## TASK TO CARRY OUT
Go through the entries below and return every line that contains "CARA".

## PROVIDED MATERIAL
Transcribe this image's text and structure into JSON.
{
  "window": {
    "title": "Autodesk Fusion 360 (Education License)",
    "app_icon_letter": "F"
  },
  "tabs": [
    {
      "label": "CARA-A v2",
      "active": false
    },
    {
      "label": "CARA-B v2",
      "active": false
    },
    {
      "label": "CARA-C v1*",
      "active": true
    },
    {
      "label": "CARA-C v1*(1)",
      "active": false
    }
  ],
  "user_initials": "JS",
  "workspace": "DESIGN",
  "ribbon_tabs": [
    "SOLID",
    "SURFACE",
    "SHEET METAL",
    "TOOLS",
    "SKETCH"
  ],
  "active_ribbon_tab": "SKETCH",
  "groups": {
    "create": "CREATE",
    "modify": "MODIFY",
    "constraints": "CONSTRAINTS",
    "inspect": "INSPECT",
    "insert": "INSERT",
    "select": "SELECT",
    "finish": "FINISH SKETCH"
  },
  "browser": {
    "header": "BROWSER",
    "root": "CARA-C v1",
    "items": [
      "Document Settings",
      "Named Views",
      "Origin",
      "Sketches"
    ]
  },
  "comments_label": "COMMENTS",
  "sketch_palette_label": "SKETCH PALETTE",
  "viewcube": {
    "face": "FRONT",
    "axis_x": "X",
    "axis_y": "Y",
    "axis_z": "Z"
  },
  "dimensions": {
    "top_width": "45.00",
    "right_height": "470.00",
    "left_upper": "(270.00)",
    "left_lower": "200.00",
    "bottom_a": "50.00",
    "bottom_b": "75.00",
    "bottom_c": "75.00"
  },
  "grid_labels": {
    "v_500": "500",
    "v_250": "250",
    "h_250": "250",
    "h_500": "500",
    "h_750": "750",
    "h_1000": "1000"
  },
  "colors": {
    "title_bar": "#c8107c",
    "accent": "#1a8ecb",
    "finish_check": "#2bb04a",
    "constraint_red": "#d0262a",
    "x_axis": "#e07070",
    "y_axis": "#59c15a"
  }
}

## WRITTEN ANSWER
      "label": "CARA-A v2",
      "label": "CARA-B v2",
      "label": "CARA-C v1*",
      "label": "CARA-C v1*(1)",
    "root": "CARA-C v1",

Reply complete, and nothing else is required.